But there is another reason you shouldn’t be angry about paying for Medicare . . .

Paying for Medicare Costs You Less than You Think . . . Possibly Much Less

How Medicare is Funded

Medicare is funded by the Social Security Administration through taxes mandated by the Federal insurance Contributions Act, or FICA.

How much are you and I paying into FICA if we are working? Hold onto your hat because we pay only 1.45% of our annual earnings into FICA.

Then our employers match that contribution and pay an additional sum that is the equivalent of 1.45% of our earnings into FICA. (Your employer pays that second 1.45%, you don’t, so don’t get grumpy about that either.)

So even if you aren’t very good at math, you will quickly see that a sum that equals 2.9% of your annual income is being allocated to fund two programs that will pay for your retirement income (through Social Security), not to mention your health care coverage (through Medicare) after you reach your so-called “golden years.”

So if you want to get angry, go ahead. But please remember that to fund Social Security and Medicare, you aren’t paying 20% or 30% of your annual income. You are paying 1.45%.

How Does the Government Pay for Medicare?

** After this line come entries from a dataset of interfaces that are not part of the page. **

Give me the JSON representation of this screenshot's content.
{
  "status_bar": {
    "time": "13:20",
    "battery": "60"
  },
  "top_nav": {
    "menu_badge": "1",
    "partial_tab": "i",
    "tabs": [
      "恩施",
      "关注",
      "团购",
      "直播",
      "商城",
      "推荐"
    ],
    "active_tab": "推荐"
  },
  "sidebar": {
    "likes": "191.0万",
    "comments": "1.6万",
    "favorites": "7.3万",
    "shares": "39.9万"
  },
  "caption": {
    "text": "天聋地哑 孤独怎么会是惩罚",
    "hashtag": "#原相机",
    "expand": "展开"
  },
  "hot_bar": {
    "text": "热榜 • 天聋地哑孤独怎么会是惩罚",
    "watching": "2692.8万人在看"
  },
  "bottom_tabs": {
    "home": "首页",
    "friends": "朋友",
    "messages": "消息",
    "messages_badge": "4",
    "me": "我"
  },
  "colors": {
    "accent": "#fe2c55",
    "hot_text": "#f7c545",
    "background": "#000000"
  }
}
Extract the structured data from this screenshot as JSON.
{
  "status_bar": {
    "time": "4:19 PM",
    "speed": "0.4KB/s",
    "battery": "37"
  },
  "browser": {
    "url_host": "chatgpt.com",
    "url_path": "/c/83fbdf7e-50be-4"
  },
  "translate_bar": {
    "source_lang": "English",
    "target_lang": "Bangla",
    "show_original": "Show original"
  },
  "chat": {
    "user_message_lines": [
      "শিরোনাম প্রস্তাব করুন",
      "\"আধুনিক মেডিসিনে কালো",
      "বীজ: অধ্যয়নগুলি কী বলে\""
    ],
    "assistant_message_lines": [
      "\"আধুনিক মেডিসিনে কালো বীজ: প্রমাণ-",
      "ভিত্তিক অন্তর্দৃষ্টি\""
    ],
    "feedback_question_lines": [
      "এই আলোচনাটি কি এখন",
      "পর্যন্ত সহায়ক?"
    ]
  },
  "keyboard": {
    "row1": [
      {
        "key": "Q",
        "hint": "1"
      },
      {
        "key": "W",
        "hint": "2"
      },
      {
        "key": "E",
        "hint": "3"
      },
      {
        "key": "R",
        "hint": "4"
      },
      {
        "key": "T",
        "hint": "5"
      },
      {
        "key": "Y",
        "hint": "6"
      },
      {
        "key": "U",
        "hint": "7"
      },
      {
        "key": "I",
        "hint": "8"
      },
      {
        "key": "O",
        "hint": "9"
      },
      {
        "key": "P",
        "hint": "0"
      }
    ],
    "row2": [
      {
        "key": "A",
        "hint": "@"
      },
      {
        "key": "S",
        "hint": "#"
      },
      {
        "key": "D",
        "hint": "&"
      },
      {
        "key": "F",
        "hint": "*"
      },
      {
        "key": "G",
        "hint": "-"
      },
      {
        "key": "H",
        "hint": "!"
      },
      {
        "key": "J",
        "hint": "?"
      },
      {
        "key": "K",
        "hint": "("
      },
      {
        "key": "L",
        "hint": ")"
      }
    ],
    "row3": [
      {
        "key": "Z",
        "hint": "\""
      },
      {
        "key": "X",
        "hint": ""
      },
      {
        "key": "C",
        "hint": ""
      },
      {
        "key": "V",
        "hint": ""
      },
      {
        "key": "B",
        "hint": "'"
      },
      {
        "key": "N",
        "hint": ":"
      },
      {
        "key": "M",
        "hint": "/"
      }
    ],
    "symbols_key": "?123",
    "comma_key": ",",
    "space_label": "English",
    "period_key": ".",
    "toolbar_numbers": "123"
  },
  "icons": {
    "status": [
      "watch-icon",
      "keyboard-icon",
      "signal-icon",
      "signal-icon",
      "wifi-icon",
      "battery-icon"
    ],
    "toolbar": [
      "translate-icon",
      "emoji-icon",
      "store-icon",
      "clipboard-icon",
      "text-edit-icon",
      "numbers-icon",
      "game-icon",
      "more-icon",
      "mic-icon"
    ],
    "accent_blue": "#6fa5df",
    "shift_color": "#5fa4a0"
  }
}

If you want to know what happens to that 1.45% of your income that you pay annually in FICA taxes before Uncle Sam pays it out to people who are currently receiving Social Security and Medicare, we are going to tell you now.

The Centers for Medicare & Medicaid Services (the CMS, a federal agency) collects your money. It doesn’t just toss it into a pot and take some out every year to pay for other people’s Medicare and Social Security. No, because the government is at work, it’s more complicated than that. However it works pretty well. Here’s how.

The Centers for Medicare & Medicaid Services (CMS), the federal agency that runs the Medicare Program, is a branch of the Department of Health and Human Services (HHS).

In addition to supervising Medicare, CMS also monitors Medicaid programs, which are health coverage programs administered at the state level.

How much money is CMS doling out annually to pay for these programs?

In fiscal year 2020, CMS paid $776 billion to fund Medicare - about 12 percent of the total federal budget. The number of people enrolled in Medicare has tripled since 1970, climbing from 20 million in 1970 to nearly 63 million in 2020, and it is projected to reach about 87 million in 30 years.

Where Does the Government Keep the Funds It Uses to Pay for Medicare?

Medicare is paid from two trust fund accounts in the U.S. Treasury. By law, these funds can only be used for Medicare. They are:

  • The Hospital Insurance (HI) Trust Fund, which is used to pay for Medicare Part A (Hospital Insurance).
  • The Supplementary Medical Insurance (SMI) Trust Fund, which is used to pay for Part B and Part D benefits, as well as for some of the administrative costs of running the Medicare program.

So, Are You Still Grumpy?

We hope not, because there aren’t any other federal programs that give you more for an annual contribution of 1.45% of your annual income. (If you can think of any, please let us know.)

But whether you are grumpy or not, it is still smart to do all you can to make sure you are getting everything you should be from Medicare and Social Security. You are right to want to get the biggest benefits possible from the 1.45% of your annual income that you just contributed.

Want to learn more? Visit they’ll help you find the right Medicare coverage that you deserve. Reach out today and start finding the best Medicare plan for you. is a digital-first health insurance platform focused on Medicare. The company’s mission is to make Medicare more transparent and accessible for America’s 60 million Medicare beneficiaries. They aim to simplify a traditionally confusing and complex decision by delivering you a simple, delightful, and comprehensive enrollment experience.